Traditions play a large role at Keystone, and after 106 years, we have many. This time of year we always find ourselves inundated with requests for information about “Christmas in July.” Just this week, we had inquiries from Guideposts and Clean Eating + Vegetarian Times. Southern Living did a great piece on us a few summers ago as did Country Living Magazine. Miss Fannie Holt, one of our founders, was the originator of this idea in the summer of 1933. She shared this program idea while visiting friends in Washington, DC, in November of that same year. The Washington Post wrote an article on Miss Fannie and her Christmas celebration in their November 13, 1933, edition.
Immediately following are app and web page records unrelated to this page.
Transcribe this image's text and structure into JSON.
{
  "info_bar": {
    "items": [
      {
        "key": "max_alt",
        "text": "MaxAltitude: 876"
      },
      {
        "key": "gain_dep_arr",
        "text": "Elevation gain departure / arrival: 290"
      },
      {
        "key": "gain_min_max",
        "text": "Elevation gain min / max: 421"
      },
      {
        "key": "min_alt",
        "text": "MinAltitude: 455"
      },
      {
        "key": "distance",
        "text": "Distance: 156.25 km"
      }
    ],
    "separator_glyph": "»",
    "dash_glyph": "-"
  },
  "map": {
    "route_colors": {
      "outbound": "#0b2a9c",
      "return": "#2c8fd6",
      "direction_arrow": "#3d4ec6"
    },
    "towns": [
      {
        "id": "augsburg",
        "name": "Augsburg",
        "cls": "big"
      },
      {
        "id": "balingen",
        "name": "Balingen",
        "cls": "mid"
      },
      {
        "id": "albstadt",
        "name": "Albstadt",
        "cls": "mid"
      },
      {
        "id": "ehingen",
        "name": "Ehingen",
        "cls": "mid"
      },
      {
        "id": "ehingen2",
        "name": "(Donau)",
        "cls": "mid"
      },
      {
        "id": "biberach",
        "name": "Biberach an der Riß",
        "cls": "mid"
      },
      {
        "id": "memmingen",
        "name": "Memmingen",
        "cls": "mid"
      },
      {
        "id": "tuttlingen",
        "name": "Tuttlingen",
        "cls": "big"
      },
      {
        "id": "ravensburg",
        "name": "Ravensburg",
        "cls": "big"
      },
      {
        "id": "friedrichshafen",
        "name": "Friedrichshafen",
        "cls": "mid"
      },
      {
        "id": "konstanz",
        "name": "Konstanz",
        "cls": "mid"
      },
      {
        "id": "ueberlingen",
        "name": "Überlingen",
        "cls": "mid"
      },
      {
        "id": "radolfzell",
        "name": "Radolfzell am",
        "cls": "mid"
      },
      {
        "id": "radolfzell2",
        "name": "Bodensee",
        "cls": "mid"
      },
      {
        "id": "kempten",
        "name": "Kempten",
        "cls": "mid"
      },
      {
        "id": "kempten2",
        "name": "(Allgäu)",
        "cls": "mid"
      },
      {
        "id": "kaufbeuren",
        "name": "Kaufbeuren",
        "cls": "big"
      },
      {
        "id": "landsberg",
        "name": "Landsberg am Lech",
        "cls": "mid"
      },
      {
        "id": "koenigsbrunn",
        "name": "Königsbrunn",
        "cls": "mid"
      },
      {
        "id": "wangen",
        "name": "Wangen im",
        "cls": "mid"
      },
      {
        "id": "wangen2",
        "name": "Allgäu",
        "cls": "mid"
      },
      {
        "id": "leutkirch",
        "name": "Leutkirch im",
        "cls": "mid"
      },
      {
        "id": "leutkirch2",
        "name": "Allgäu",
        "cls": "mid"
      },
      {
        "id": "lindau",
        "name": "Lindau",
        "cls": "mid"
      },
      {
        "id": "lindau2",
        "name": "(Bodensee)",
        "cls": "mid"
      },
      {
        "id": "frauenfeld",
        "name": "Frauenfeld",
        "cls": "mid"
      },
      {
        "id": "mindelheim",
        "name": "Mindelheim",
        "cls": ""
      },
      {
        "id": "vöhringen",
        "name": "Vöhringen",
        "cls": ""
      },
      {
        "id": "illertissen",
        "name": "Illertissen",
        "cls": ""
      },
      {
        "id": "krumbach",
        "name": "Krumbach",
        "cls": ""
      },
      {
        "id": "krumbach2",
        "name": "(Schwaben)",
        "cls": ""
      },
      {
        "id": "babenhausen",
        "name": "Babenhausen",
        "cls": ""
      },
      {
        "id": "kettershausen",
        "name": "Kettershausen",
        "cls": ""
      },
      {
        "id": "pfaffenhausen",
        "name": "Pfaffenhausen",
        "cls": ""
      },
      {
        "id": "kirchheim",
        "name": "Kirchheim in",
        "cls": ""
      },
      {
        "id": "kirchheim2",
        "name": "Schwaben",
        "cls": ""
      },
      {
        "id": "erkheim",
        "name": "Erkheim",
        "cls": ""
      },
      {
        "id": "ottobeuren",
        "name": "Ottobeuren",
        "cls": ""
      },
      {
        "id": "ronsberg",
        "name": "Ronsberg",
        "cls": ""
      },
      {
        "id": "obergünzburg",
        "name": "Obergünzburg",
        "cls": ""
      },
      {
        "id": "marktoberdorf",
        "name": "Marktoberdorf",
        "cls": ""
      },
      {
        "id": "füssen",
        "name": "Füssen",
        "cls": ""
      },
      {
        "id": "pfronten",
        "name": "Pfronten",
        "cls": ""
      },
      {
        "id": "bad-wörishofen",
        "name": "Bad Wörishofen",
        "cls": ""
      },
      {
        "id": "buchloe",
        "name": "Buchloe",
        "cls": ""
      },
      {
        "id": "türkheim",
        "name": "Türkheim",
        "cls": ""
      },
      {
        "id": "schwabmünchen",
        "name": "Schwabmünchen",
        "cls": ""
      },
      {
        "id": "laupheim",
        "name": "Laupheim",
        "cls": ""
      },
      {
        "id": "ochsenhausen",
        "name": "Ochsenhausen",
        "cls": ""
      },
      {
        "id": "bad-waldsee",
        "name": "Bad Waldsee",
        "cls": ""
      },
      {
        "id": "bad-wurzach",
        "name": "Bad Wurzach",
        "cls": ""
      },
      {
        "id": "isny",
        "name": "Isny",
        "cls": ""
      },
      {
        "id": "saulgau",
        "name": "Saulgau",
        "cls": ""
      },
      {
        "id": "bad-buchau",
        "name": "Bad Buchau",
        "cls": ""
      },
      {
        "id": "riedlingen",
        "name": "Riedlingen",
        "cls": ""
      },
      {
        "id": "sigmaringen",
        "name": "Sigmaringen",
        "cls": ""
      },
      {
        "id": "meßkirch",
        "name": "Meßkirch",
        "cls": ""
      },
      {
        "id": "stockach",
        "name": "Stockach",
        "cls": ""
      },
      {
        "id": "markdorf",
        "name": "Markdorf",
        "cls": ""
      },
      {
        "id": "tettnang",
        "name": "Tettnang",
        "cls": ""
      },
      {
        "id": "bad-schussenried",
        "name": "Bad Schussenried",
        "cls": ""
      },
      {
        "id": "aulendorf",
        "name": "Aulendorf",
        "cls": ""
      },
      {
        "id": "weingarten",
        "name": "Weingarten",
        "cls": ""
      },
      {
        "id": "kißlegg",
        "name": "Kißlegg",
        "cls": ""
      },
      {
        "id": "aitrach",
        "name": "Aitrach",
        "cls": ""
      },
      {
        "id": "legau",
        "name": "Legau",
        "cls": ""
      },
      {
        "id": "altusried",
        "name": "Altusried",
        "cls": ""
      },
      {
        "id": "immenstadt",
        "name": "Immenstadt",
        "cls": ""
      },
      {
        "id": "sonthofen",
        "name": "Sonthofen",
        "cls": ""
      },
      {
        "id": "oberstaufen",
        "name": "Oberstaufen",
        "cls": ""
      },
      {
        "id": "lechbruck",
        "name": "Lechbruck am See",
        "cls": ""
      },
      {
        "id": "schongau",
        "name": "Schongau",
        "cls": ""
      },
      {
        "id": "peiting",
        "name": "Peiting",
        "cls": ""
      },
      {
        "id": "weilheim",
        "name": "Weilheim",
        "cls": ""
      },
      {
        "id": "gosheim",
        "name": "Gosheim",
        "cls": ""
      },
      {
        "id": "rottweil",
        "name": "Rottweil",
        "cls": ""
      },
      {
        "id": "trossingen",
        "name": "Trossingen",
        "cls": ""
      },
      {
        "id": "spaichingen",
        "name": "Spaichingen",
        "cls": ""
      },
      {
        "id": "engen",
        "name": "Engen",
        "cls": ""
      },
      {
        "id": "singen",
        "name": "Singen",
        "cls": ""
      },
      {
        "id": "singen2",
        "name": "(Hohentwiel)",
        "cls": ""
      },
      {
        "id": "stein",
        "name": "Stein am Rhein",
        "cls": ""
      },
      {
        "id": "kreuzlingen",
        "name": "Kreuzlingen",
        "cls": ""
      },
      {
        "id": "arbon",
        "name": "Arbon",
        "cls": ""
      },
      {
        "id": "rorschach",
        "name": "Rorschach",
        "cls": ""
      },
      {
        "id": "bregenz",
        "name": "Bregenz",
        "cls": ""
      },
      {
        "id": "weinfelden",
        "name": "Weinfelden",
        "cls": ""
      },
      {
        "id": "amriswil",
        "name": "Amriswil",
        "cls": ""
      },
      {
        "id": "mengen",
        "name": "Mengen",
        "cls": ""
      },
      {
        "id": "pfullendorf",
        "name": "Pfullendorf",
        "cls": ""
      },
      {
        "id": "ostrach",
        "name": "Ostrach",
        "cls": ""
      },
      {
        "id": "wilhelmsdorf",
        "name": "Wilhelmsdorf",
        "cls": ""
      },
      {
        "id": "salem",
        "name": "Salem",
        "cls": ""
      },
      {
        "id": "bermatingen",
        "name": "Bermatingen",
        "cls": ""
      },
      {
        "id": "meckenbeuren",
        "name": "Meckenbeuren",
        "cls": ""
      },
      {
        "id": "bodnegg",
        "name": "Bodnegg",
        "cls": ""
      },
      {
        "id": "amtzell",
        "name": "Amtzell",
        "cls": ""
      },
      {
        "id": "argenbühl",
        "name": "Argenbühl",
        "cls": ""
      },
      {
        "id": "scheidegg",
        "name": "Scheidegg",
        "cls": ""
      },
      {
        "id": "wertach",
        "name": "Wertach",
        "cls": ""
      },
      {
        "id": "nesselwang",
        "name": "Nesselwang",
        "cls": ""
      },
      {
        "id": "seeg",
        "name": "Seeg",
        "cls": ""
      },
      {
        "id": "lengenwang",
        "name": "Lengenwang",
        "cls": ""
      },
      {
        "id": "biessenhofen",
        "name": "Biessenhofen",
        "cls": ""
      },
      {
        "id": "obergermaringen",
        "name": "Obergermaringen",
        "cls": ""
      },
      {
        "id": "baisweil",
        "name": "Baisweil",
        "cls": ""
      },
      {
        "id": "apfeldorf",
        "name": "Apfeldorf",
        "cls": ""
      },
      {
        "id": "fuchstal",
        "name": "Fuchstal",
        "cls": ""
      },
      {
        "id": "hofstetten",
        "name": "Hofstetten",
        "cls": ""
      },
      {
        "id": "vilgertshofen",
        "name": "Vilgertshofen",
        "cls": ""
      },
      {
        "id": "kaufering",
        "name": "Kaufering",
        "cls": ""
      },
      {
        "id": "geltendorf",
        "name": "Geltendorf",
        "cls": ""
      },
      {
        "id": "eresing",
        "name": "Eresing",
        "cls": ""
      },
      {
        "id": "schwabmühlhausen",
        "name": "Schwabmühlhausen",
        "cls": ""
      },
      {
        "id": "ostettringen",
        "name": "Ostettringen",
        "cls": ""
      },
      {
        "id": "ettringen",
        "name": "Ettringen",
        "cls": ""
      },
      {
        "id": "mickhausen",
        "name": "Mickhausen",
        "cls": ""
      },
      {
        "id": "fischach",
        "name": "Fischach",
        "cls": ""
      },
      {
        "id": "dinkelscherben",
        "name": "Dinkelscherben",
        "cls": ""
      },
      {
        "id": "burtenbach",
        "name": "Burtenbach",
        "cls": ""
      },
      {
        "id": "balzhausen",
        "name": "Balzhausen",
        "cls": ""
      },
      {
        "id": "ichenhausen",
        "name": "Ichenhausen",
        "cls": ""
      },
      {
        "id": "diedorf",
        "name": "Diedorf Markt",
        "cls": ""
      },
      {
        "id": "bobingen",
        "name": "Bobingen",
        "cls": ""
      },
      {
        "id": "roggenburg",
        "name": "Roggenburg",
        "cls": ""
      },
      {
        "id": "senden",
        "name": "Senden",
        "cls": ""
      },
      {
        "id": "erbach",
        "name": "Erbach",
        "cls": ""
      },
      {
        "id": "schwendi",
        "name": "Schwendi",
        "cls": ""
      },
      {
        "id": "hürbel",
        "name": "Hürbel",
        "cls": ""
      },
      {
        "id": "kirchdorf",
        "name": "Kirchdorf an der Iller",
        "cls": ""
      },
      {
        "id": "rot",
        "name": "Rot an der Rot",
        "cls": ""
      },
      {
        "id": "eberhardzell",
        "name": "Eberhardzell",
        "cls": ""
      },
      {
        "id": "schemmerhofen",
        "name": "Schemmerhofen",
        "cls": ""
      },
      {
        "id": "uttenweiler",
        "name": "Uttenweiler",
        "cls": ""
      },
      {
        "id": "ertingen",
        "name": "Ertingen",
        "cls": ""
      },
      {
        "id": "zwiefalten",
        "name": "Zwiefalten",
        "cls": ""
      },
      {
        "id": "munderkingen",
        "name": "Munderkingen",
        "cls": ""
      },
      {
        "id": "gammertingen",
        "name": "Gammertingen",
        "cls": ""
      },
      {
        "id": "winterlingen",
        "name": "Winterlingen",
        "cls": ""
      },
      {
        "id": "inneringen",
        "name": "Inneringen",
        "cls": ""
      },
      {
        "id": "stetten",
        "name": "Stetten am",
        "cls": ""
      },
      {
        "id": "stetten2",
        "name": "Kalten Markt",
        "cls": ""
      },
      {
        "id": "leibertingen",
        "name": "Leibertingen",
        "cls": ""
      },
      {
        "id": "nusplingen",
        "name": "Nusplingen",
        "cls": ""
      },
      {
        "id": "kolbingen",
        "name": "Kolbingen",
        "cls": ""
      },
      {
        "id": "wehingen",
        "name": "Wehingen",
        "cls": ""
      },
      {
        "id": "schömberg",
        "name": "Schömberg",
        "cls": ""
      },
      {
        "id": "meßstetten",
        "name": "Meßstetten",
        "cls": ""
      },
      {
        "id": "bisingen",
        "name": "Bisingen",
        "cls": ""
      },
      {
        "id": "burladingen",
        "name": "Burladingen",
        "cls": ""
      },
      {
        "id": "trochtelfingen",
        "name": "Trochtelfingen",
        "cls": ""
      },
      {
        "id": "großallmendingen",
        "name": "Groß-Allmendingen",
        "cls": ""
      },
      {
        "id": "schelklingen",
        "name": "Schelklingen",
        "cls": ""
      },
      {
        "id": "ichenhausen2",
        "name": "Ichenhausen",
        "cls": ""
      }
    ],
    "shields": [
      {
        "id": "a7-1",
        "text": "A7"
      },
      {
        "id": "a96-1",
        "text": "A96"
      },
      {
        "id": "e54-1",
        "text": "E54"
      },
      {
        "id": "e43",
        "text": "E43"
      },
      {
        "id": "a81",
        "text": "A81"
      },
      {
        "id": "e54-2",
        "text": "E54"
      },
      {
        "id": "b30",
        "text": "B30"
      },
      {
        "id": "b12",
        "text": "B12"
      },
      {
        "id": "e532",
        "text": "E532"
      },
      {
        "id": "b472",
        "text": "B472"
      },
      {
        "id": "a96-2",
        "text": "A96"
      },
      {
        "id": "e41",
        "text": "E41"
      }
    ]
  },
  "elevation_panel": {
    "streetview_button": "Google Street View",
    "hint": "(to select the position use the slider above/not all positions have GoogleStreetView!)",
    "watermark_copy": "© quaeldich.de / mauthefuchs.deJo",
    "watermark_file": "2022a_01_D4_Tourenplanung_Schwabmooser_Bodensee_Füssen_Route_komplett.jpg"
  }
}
Traditions also evolve over time. They can be as simple as French Toast, bacon, and strawberries for our closing day breakfast. Some require more logistics, like cabin adventure nights. I have had the privilege of introducing two traditions during my tenure that have great significance to our campers: 5-year blankets and 10-year pendants. After last week’s 13 blankets, I was so surprised to award 11 ten-year pendants. We know our girls are loyal, but I never cease to be amazed at how loyal. Three of the pendants went to members of our Aide leadership group. These girls have just finished the 10th grade, so they have been with me since the 1st grade…every single summer. The other 8 pendants went to staff members, 5 of whom are children of alumnae.
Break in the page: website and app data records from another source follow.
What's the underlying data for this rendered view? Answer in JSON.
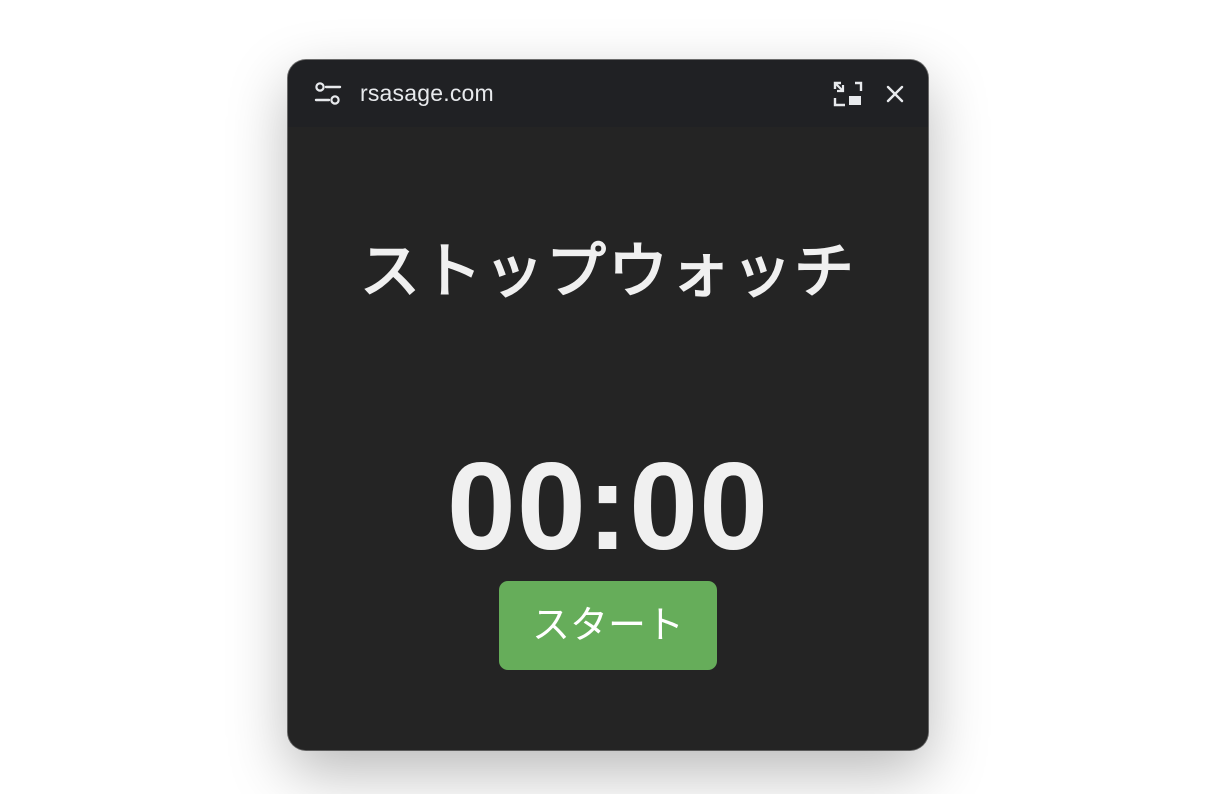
{
  "window": {
    "site_title": "rsasage.com",
    "icons": {
      "settings": "settings-sliders-icon",
      "back_to_tab": "back-to-tab-icon",
      "close": "close-icon"
    }
  },
  "main": {
    "heading": "ストップウォッチ",
    "timer_display": "00:00",
    "start_label": "スタート"
  },
  "colors": {
    "window_bg": "#242424",
    "titlebar_bg": "#202124",
    "text": "#f0f0f0",
    "start_button": "#66ad5a"
  }
}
The longevity in our campers means so much to me and to Keystone, particularly as the campers become counselors and are able to provide the same experience to today’s camper that they received. For me, the privilege of watching these girls grow up and knowing the impact Keystone has had on them is profound. Many of my girls use their Keystone experiences in their college entrance essays. Once a Keystone Girl, always a Keystone Girl!